Warren said...

There is a huge logical fallacy in banning fast food restaurants.

It's calories that cause people to be overweight. Nothing is forcing the residents of South Los Angeles to overeat.

If someone consumed the same amount of calories in a fancy French restaurant as they do at McDonald's, they be just as fat.

See the following criticism of the film "Super Size Me." http://en.wikipedia.org/wiki/Super_Size_Me

Warren said...

This from the link at the end of the previous comment:

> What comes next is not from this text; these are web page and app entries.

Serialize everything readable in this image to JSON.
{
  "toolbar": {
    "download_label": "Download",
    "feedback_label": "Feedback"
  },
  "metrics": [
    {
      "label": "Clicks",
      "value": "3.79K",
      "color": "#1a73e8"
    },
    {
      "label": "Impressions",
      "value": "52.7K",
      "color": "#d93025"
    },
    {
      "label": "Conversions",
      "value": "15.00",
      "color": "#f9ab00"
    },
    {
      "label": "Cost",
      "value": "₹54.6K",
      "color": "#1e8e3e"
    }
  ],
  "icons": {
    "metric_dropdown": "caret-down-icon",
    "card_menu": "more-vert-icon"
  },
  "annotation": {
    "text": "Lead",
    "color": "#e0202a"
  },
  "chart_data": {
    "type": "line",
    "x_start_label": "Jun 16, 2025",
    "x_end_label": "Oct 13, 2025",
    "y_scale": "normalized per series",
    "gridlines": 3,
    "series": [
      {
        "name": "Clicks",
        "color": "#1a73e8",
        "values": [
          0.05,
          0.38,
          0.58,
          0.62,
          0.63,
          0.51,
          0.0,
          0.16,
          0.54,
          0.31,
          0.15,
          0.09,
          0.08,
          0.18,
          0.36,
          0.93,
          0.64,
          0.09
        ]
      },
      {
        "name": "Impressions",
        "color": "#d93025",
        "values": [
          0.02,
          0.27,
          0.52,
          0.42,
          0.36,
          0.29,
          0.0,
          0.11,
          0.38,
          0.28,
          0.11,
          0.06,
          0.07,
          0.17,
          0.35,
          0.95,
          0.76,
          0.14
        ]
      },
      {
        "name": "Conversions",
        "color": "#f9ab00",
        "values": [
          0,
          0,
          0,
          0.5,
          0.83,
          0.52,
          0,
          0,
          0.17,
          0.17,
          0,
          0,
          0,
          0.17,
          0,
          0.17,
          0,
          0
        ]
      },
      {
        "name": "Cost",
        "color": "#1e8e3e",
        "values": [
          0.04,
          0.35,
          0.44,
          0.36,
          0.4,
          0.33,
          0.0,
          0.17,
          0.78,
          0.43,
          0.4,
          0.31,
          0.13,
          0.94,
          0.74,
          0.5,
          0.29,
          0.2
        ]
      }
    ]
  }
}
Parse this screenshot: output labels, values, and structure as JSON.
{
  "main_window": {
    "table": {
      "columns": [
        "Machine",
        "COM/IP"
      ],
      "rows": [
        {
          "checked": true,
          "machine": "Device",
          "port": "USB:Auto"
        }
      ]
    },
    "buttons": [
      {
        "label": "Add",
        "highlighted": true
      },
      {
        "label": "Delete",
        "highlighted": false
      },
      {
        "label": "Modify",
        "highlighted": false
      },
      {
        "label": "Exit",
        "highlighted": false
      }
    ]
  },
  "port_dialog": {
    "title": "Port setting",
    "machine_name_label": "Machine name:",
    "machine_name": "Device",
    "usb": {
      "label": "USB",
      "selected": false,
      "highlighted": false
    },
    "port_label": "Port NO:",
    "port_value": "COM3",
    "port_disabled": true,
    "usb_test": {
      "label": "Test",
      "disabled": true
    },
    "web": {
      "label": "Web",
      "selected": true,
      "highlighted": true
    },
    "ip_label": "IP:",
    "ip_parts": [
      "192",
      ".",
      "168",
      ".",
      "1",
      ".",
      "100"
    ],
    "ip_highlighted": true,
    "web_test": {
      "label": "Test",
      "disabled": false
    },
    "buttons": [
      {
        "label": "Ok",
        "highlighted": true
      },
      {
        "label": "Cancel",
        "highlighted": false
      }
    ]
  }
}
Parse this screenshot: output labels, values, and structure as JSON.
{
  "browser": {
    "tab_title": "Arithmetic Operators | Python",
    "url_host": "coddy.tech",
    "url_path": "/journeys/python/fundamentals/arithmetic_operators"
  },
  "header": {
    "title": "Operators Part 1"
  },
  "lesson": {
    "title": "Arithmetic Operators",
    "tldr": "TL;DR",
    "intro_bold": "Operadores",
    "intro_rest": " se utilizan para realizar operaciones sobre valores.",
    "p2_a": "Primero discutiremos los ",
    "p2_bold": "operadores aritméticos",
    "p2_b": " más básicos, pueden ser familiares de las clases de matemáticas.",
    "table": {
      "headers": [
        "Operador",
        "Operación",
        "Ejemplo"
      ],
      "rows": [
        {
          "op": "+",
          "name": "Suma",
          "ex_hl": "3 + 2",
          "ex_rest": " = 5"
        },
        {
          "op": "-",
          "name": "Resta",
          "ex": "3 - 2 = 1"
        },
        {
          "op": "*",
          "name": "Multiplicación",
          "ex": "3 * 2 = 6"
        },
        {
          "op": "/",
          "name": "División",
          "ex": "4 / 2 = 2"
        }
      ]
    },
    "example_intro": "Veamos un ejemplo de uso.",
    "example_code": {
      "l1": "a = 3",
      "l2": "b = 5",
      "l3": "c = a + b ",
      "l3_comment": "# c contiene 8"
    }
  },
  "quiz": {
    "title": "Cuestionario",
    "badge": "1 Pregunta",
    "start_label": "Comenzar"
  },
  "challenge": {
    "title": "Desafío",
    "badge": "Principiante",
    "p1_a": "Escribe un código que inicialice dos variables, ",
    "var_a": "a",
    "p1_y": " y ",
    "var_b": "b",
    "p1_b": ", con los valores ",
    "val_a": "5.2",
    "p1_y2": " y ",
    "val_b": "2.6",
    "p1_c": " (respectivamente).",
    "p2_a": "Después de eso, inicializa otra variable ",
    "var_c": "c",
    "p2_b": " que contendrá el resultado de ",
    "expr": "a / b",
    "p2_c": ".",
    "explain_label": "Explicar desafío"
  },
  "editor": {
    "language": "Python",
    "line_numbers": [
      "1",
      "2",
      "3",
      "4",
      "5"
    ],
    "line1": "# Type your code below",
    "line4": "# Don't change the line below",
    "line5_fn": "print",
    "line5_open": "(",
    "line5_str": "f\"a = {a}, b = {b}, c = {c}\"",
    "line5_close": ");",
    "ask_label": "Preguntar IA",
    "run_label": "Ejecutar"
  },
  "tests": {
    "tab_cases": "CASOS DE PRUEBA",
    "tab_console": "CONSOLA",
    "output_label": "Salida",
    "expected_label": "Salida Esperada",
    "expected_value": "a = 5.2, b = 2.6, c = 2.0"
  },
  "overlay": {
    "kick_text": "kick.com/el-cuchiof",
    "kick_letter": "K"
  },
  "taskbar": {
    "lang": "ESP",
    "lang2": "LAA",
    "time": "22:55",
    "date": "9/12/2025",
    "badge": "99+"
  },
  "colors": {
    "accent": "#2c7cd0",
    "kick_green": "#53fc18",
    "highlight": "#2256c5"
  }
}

Critics of the film, including McDonald's, argue that the author intentionally consumed an average of 5,000 calories per day and did not exercise, and that the results would have been the same regardless of the source of overeating.[13] He was eating solely McDonald's food in keeping with the terms of a potential judgment against McDonald's in court documents highlighted at the beginning of the film. However, in the comedic documentary reply Fat Head,[14] Tom Naughton "suggests that Spurlock's calorie and fat counts don't add up" and criticizes Spurlock's refusal to publish the Super Size Me food log; The Houston Chronicle reports: "Unlike Spurlock, Naughton has a page on his Web site that lists every item (including nutritional information) he ate during his fast-food month."[15] The film addresses such objections by highlighting that a part of the reason for Spurlock's deteriorating health was not just the high calorie intake but also the high quantity of fat relative to vitamins and minerals in the McDonald's menu, which is similar in that regard to the nutritional content of the menus of most other U.S. fast-food chains.

About 1/3 of Spurlock's calories came from sugar. His nutritionist, Bridget Bennett RD, cited him about his excess intake of sugar from "milkshakes and cokes". It is revealed toward the end of the movie that over the course of the diet, he consumed "over 30 pounds of sugar, and over 12 lbs. of fat from their food."[16] The nutritional side of the diet was not fully explored in the film because of the closure of the clinic which monitored this aspect during the filming of the movie.

Spurlock claimed he was trying to imitate what an average diet for a regular eater at McDonald's—a person who would get little to no exercise—would do to them. Spurlock's intake of 5,000 calories per day was well over twice the recommended daily intake for a sedentary adult male, which would amount to only about 2,300 calories.[17] A typical man consuming as many calories as Spurlock did would gain nearly a pound a day (which is roughly how much Spurlock gained), a rate of weight gain that could not be sustained for long periods. Additionally, Spurlock did not demonstrate or claim that anyone, let alone a substantial number of people, eats at McDonald's three times per day. In fact McDonald's is mentioned during the movie to have two classes of users of their restaurants: There are the "Heavy Users" (about 72% of customers, who eat at their restaurants once or twice a week), and the "SUPER Heavy Users" (about 22% of customers, who eat McDonald's three or more times a week).

Lame-R said...

You guys are forgetting about Mrs. Obama's community gardens push. What's going to play out here is where the new fast-food joints would go, instead they'll plant a community garden, and they'll all grow up healthy and cancer free and even rich from selling the surplus veggies and all the money they'll save on groceries. Yup, that's the ticket.

Carl said...

Root vegetables for all!